_How to complete this task_
Copy the entries below word for word, minus the pictures.

******

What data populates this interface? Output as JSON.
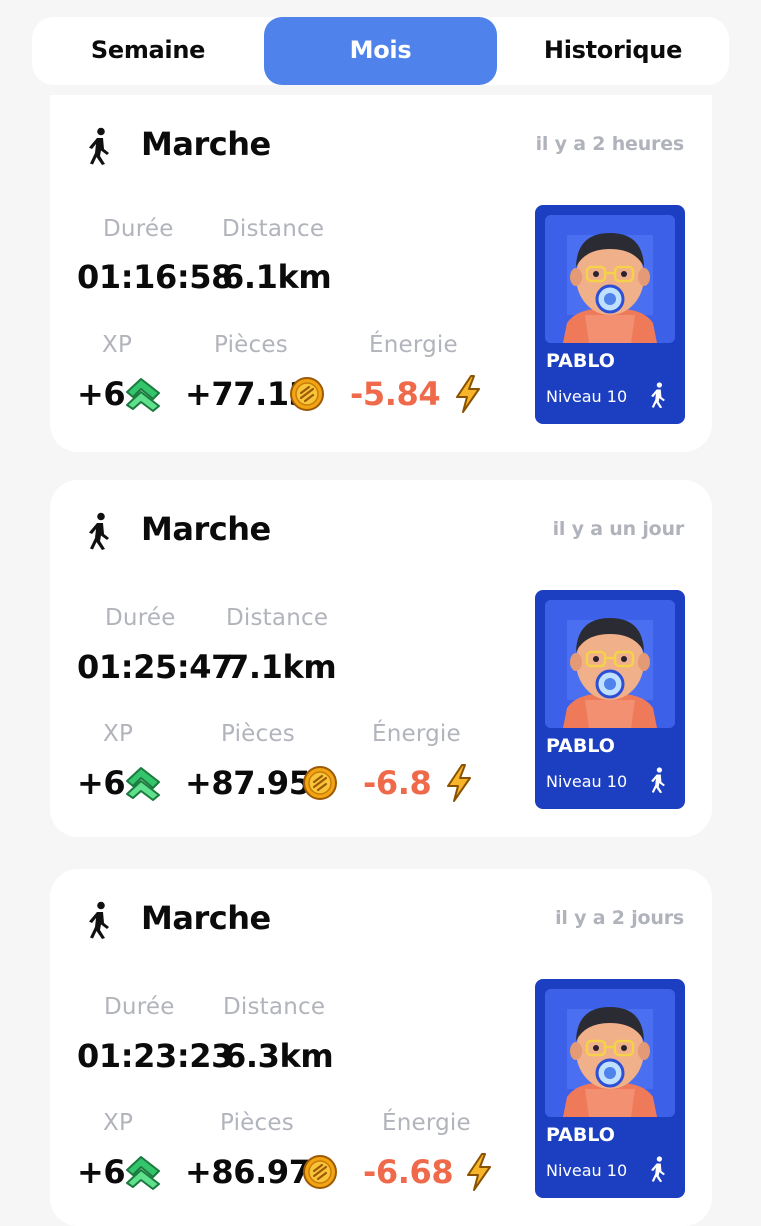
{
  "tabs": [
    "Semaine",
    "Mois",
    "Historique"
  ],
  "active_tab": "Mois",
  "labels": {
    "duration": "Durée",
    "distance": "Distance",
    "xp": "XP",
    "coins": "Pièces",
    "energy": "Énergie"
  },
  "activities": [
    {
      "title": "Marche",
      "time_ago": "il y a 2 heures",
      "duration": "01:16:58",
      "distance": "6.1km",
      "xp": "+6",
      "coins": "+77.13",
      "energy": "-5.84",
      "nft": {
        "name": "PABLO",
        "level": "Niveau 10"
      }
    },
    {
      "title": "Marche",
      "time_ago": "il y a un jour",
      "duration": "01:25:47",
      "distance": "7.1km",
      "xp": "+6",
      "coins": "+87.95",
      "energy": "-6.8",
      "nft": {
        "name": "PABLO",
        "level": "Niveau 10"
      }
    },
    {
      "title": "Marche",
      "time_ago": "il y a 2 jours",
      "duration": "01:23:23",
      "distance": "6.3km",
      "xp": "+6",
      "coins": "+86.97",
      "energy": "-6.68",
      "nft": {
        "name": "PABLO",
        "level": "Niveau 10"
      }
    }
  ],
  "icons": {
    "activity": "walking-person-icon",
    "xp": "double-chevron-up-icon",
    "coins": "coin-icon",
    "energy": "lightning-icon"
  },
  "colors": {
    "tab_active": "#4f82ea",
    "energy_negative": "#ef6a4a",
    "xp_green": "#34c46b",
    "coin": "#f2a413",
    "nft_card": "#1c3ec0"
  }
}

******

_Answer box_
What data populates this interface? Output as JSON.
{
  "tabs": [
    "Semaine",
    "Mois",
    "Historique"
  ],
  "active_tab": "Mois",
  "labels": {
    "duration": "Durée",
    "distance": "Distance",
    "xp": "XP",
    "coins": "Pièces",
    "energy": "Énergie"
  },
  "activities": [
    {
      "title": "Marche",
      "time_ago": "il y a 2 heures",
      "duration": "01:16:58",
      "distance": "6.1km",
      "xp": "+6",
      "coins": "+77.13",
      "energy": "-5.84",
      "nft": {
        "name": "PABLO",
        "level": "Niveau 10"
      }
    },
    {
      "title": "Marche",
      "time_ago": "il y a un jour",
      "duration": "01:25:47",
      "distance": "7.1km",
      "xp": "+6",
      "coins": "+87.95",
      "energy": "-6.8",
      "nft": {
        "name": "PABLO",
        "level": "Niveau 10"
      }
    },
    {
      "title": "Marche",
      "time_ago": "il y a 2 jours",
      "duration": "01:23:23",
      "distance": "6.3km",
      "xp": "+6",
      "coins": "+86.97",
      "energy": "-6.68",
      "nft": {
        "name": "PABLO",
        "level": "Niveau 10"
      }
    }
  ],
  "icons": {
    "activity": "walking-person-icon",
    "xp": "double-chevron-up-icon",
    "coins": "coin-icon",
    "energy": "lightning-icon"
  },
  "colors": {
    "tab_active": "#4f82ea",
    "energy_negative": "#ef6a4a",
    "xp_green": "#34c46b",
    "coin": "#f2a413",
    "nft_card": "#1c3ec0"
  }
}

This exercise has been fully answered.